sophistication of interface layout.
All the Lonely Frameworks, Where Do They All Belong? — iOS 6 has piled on some additions and changes to various specialized frameworks, and developers of certain kinds of app will want to take advantage of them.
The new maps architecture allows apps to interact more easily with the Maps app: instead of displaying its own map, an app can tell the Maps app to display a point of interest. Moreover, there’s a new API for letting apps provide turn-by-turn directions, and such an app can share its knowledge with other apps, such as the Maps app, so that they can display those directions as well.
The new Passbook app (see “Passbook’s Best Is (Probably) Yet to Come,” 20 September 2012) functions as a library for passes (a pass, in general, is any sort of redeemable ticket or token). Vendors can provide passes through email or the browser; apps can also communicate with Passbook to create, delete, and manage passes. The Twitter framework of iOS 5, allowing any app to offer the opportunity to send a tweet, has been expanded to include Facebook and Weibo. Apps can now communicate with the Reminders app. You can expect to see apps taking advantage of these expanded powers, along with improvements in the Game Center and in-app purchase delivery.
You’ll also notice that your iOS device running iOS 6 evinces a new wariness about letting apps access your various libraries of information. I have always found it sadly ironic that in the supposedly “sandboxed” world of iOS, an app must obtain the user’s explicit permission in order to display an image from the Photos library — on the dubious grounds that such an image might contain GPS coordinates, and GPS coordinates constitute oh-so-sacred location data — while any app, without the user’s knowledge, is perfectly free to manipulate your Contacts library however it likes, including relaying all the email addresses to a server in the Ukraine, changing all the phone numbers to ring up a pizza delivery service, or just
wantonly deleting all the data. In iOS 6, the user is notified the first time an app tries to access a library, and is free to grant or deny such access, just as with Location Services.
A Box of Toys — This is the stuff that makes me feel like a greedy, selfish kid ripping the wrapping off presents: the shiny new changes in the toolbox, the repertoire of interface widgets that Apple gives its developers to play with. What did you bring me this year, Apple???
The major new widget that will have the biggest impact on app interfaces is the collection view. A collection view is like a table view on steroids. A table view is the scrolling column of cells commonly seen in any master–detail app where a list must be displayed; Settings, Mail, and Music are familiar examples. A collection view breaks the bonds of the single vertically scrolling column, so you can expect, in short order, to see horizontally scrollable rows of data, multicolumn tables, and grids of information.
Such things were not impossible in the past, but they could be quite tricky for programmers to construct, especially if you had many rows or columns of information to display. You can’t simply form the whole grid display in advance to make a vast user-scrollable view; that would cause the device to run out of memory, and your app would be summarily killed. Instead, you have to work one screenful at time, loading the data and forming its visual representation as needed — that is, as the user is about to scroll that representation onto the screen — and freeing up memory when the user can no longer see a representation.
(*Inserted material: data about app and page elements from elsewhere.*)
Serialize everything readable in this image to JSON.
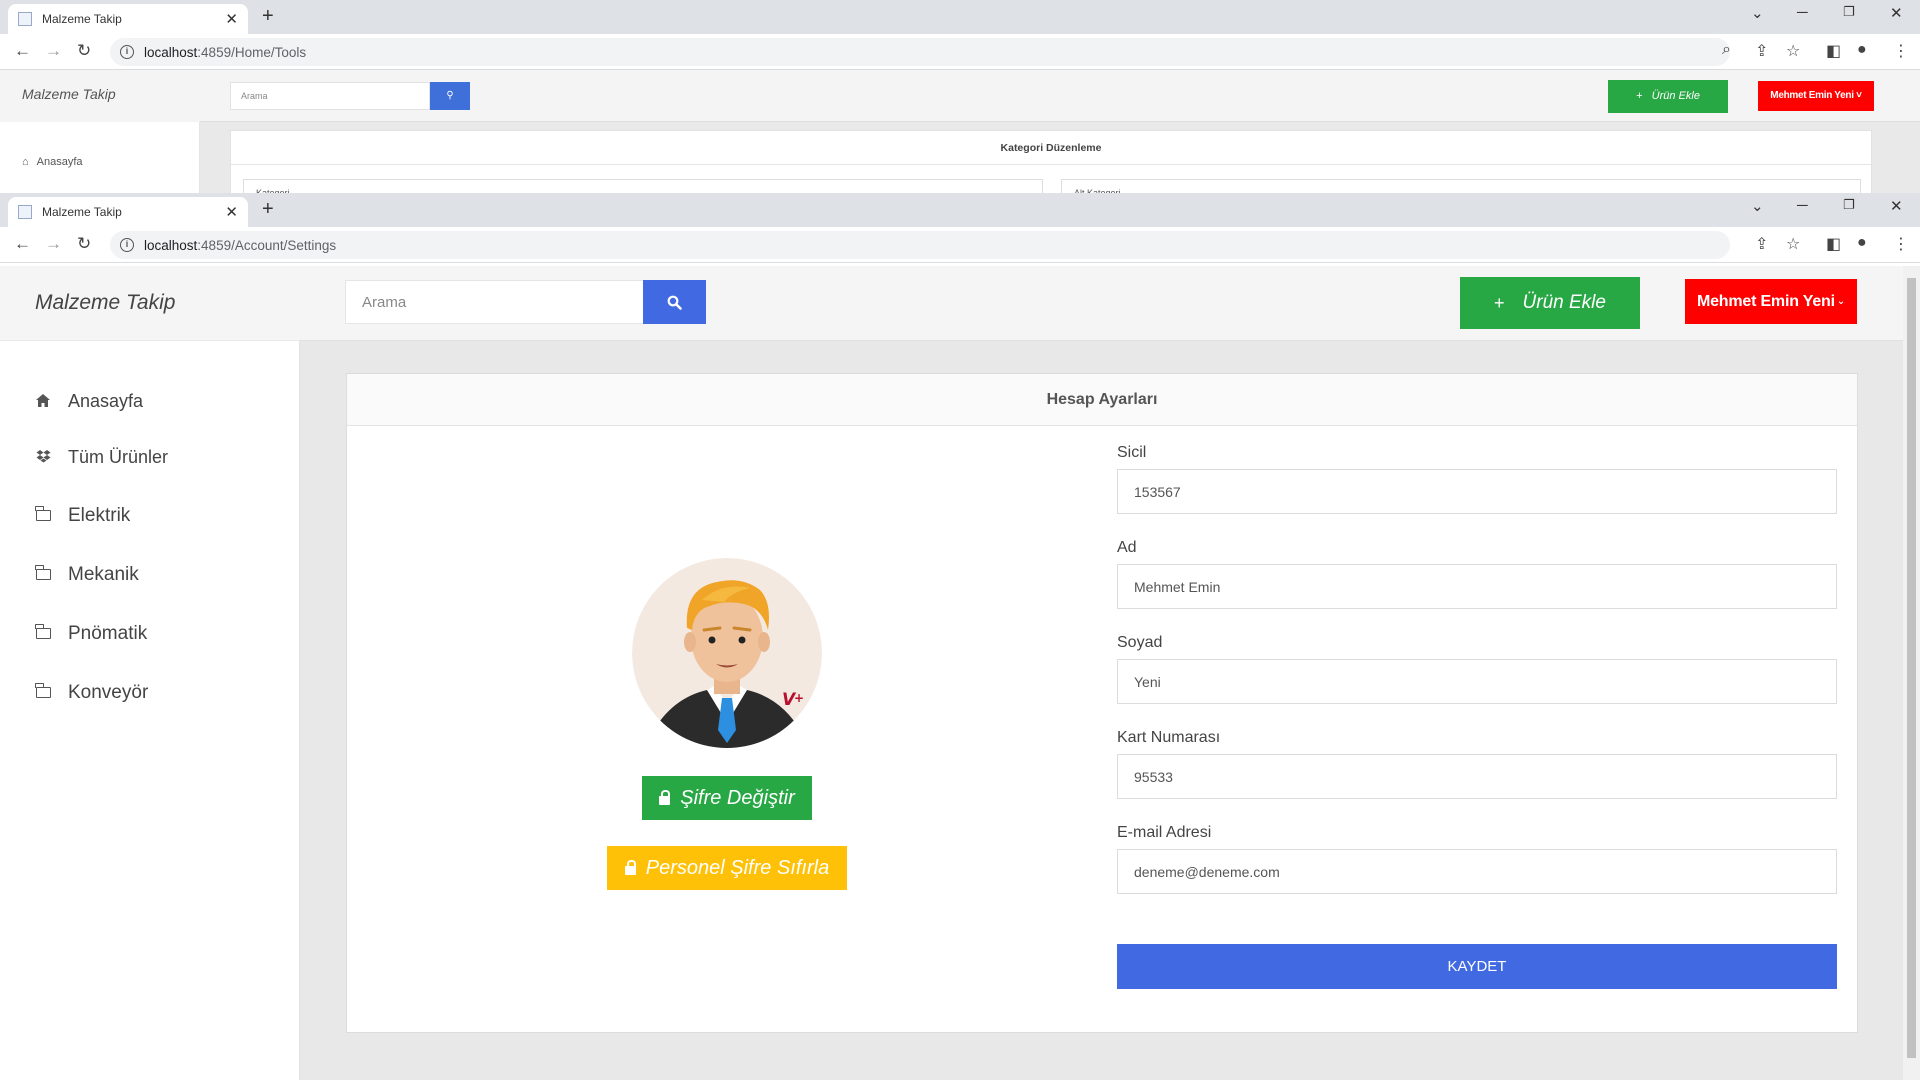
{
  "back_window": {
    "tab_title": "Malzeme Takip",
    "url_host": "localhost",
    "url_path": ":4859/Home/Tools",
    "brand": "Malzeme Takip",
    "nav_home": "Anasayfa",
    "search_placeholder": "Arama",
    "add_label": "Ürün Ekle",
    "user_label": "Mehmet Emin Yeni",
    "card_title": "Kategori Düzenleme",
    "field1": "Kategori",
    "field2": "Alt Kategori"
  },
  "browser": {
    "tab_title": "Malzeme Takip",
    "url_host": "localhost",
    "url_path": ":4859/Account/Settings"
  },
  "app": {
    "brand": "Malzeme Takip",
    "search_placeholder": "Arama",
    "add_product_label": "Ürün Ekle",
    "user_menu_label": "Mehmet Emin Yeni",
    "sidebar": {
      "items": [
        {
          "label": "Anasayfa",
          "icon": "home-icon"
        },
        {
          "label": "Tüm Ürünler",
          "icon": "dropbox-icon"
        },
        {
          "label": "Elektrik",
          "icon": "folder-icon"
        },
        {
          "label": "Mekanik",
          "icon": "folder-icon"
        },
        {
          "label": "Pnömatik",
          "icon": "folder-icon"
        },
        {
          "label": "Konveyör",
          "icon": "folder-icon"
        }
      ]
    },
    "card": {
      "title": "Hesap Ayarları",
      "change_password_label": "Şifre Değiştir",
      "reset_password_label": "Personel Şifre Sıfırla",
      "fields": {
        "sicil": {
          "label": "Sicil",
          "value": "153567"
        },
        "ad": {
          "label": "Ad",
          "value": "Mehmet Emin"
        },
        "soyad": {
          "label": "Soyad",
          "value": "Yeni"
        },
        "kart": {
          "label": "Kart Numarası",
          "value": "95533"
        },
        "email": {
          "label": "E-mail Adresi",
          "value": "deneme@deneme.com"
        }
      },
      "save_label": "KAYDET"
    }
  },
  "colors": {
    "primary": "#4169e1",
    "success": "#28a745",
    "danger": "#ff0000",
    "warning": "#ffc107"
  }
}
A table view does this dynamic memory management automatically for the programmer, which is why a table can be very long; but it’s limited to a single vertically scrolling column. Programmers who wanted a horizontally scrolling table, or a scrolling grid, as in the Photos app, could perhaps create it as a one-off with some serious effort and ingenuity; but it wasn’t easy, and such interfaces are not common, especially when the data is of any size, and are sometimes rather sluggish. The collection view generalizes the entire notion and makes it easy, and implements it efficiently.
Moreover, the collection view generalizes the notion of layout. Thus the lines of represented data don’t have to be regular; they don’t even have to be straight lines! Apple’s WWDC 2012 videos demonstrate a collection view being used to implement Cover Flow View, as seen in Mac OS X’s Finder or iTunes, where items appear to twist and change size as they scroll across the screen; the videos even show a collection view displaying photos in a circle. So you can expect the collection view to form the basis of some very interesting interface in iOS 6 apps.
Most of the other widget changes in iOS 6 rationalize and tighten up what iOS was already doing; they fall less into the category of “new” and more into the category of “totally obvious and why didn’t you do this long ago?” For example, iOS knows how to draw text in multiple styles, as Mail and iBooks prove, but developers couldn’t use such text in the labels, button titles, and editable text fields that permeate the interface; now they can. More drawing effects available on the desktop are now possible in iOS; for example, we can now easily invert an image’s colors, make interesting tiling patterns, and perform new image transitions. Page view controllers now allow pages simply to slide, without the telltale “page
turn” animation. The march of color and customizability begun in iOS 5 (and noted in my earlier article) now encompasses additional basic widgets; watch for switches that say something other than “ON” and “OFF” (at long last!), along with wild-looking steppers and more.
Many other changes will have no obvious visible manifestation, but will mean a lot to developers. For example, Apple has changed how developers signify whether a certain view rotates to compensate when the user rotates the device; you were probably unaware that the old architecture for doing this was challenging and inflexible, but developers weren’t, and will rejoice. Similarly, table views now let the developer control easily whether the user can tap to highlight a cell, and section headers and footers are more efficiently managed. Still deeper under the hood, iOS now acquires from OS X some cool collection classes, such as NSMapTable, that only a programmer could love — and does.
Evolutionary Magic — It’s easy for end users of an iOS device to let the magic of the interface lull them into a sense of acceptance and entitlement: it just works, and most users don’t care how. When I look at an iOS app’s interface and behavior, however, my first impulse is always to try to guess how the app works under the hood and how it accomplishes its magic. Knowing more about how iOS works from the developer point of view makes the magic more impressive, not less.
The iOS SDK — the developer toolbox for programming apps — was revolutionary when it first appeared (as the iPhone SDK), an ingenious rethinking of Mac OS X’s Cocoa aimed at a device with a small screen, a slow processor, limited memory, and only the user’s fingers to tell it what to do. Since then, the changes have been mostly evolutionary. iOS has grown, to be sure — there’s a reason why the second edition of my book is 200 pages longer than the first edition — but mostly it has become cleaner, clearer, more flexible, and more sensibly architected on every release. Linguistic features like blocks and ARC have made Objective-C more elegant and less tedious. Interface widget management tools such as custom view controller
containment and view appearance proxies have provided clean, reliable, efficient ways to obtain effects that visionary programmers and designers previously had to accomplish with fragile hacks.
iOS 6 is no exception. It has grown from iOS 5 like a tree: it’s taller and has a few more branches, but what’s really important is that its roots are deeper and more solid. Many sentences in my book where I complain of a missing feature, an inconsistency, a hole in Apple’s logical thinking, can now be deleted. What’s new in iOS 6? It makes developers happier. And in the long run, as their apps come down the pipeline, that’s going to make you happier.